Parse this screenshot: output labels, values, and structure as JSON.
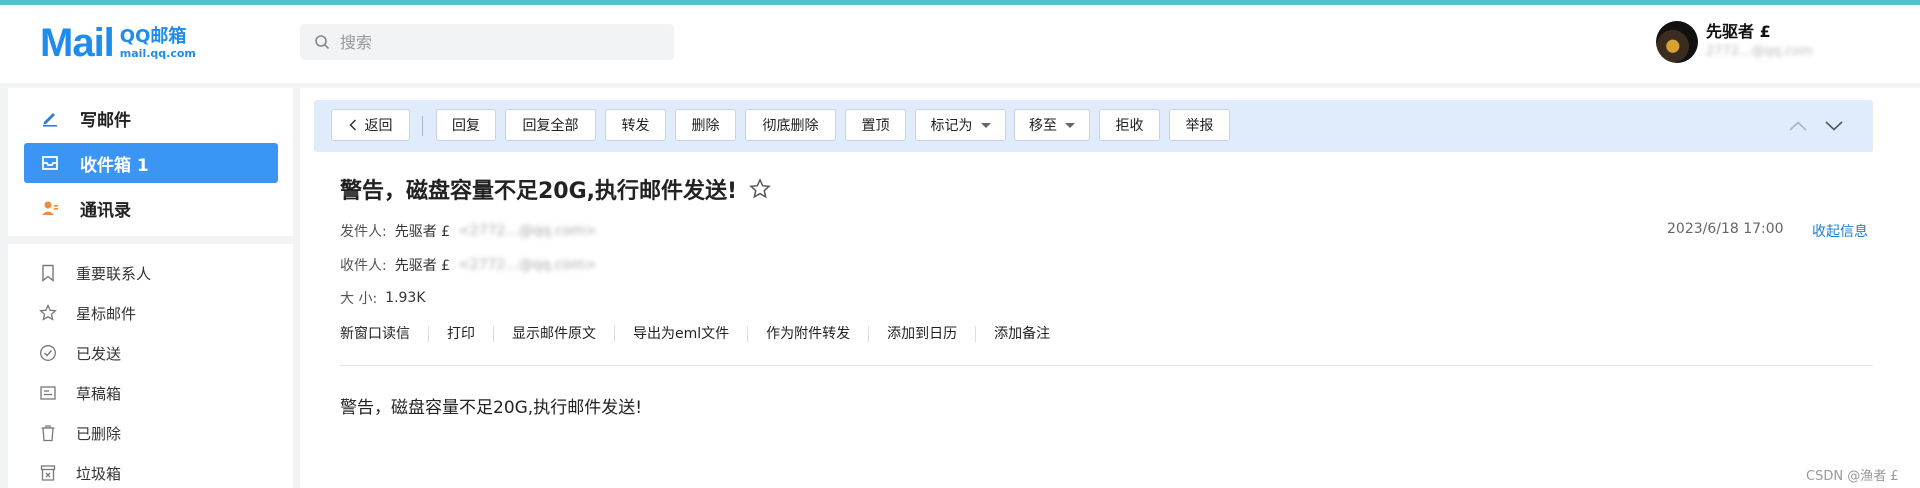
{
  "logo": {
    "brand": "Mail",
    "product": "QQ邮箱",
    "domain": "mail.qq.com"
  },
  "search": {
    "placeholder": "搜索",
    "value": ""
  },
  "user": {
    "name": "先驱者 £",
    "email": "2772...@qq.com"
  },
  "sidebar": {
    "primary": [
      {
        "label": "写邮件",
        "icon": "pen-icon"
      },
      {
        "label": "收件箱 1",
        "icon": "inbox-icon",
        "active": true
      },
      {
        "label": "通讯录",
        "icon": "contacts-icon"
      }
    ],
    "folders": [
      {
        "label": "重要联系人",
        "icon": "bookmark-icon"
      },
      {
        "label": "星标邮件",
        "icon": "star-icon"
      },
      {
        "label": "已发送",
        "icon": "check-circle-icon"
      },
      {
        "label": "草稿箱",
        "icon": "draft-icon"
      },
      {
        "label": "已删除",
        "icon": "trash-icon"
      },
      {
        "label": "垃圾箱",
        "icon": "spam-icon"
      }
    ]
  },
  "toolbar": {
    "back": "返回",
    "buttons": [
      "回复",
      "回复全部",
      "转发",
      "删除",
      "彻底删除",
      "置顶",
      "标记为",
      "移至",
      "拒收",
      "举报"
    ]
  },
  "mail": {
    "subject": "警告，磁盘容量不足20G,执行邮件发送!",
    "from_label": "发件人:",
    "from_name": "先驱者 £",
    "from_email": "<2772...@qq.com>",
    "to_label": "收件人:",
    "to_name": "先驱者 £",
    "to_email": "<2772...@qq.com>",
    "size_label": "大 小:",
    "size": "1.93K",
    "date": "2023/6/18 17:00",
    "collapse": "收起信息",
    "actions": [
      "新窗口读信",
      "打印",
      "显示邮件原文",
      "导出为eml文件",
      "作为附件转发",
      "添加到日历",
      "添加备注"
    ],
    "body": "警告，磁盘容量不足20G,执行邮件发送!"
  },
  "watermark": "CSDN @渔者 £",
  "colors": {
    "accent": "#3b95f5",
    "toolbar_bg": "#e0ebfb",
    "top_line": "#4fc3c9",
    "link": "#1f7ed6"
  }
}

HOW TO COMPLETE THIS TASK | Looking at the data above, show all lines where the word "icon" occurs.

RESPONSE BOX |
        "icon": "pen-icon"
        "icon": "inbox-icon",
        "icon": "contacts-icon"
        "icon": "bookmark-icon"
        "icon": "star-icon"
        "icon": "check-circle-icon"
        "icon": "draft-icon"
        "icon": "trash-icon"
        "icon": "spam-icon"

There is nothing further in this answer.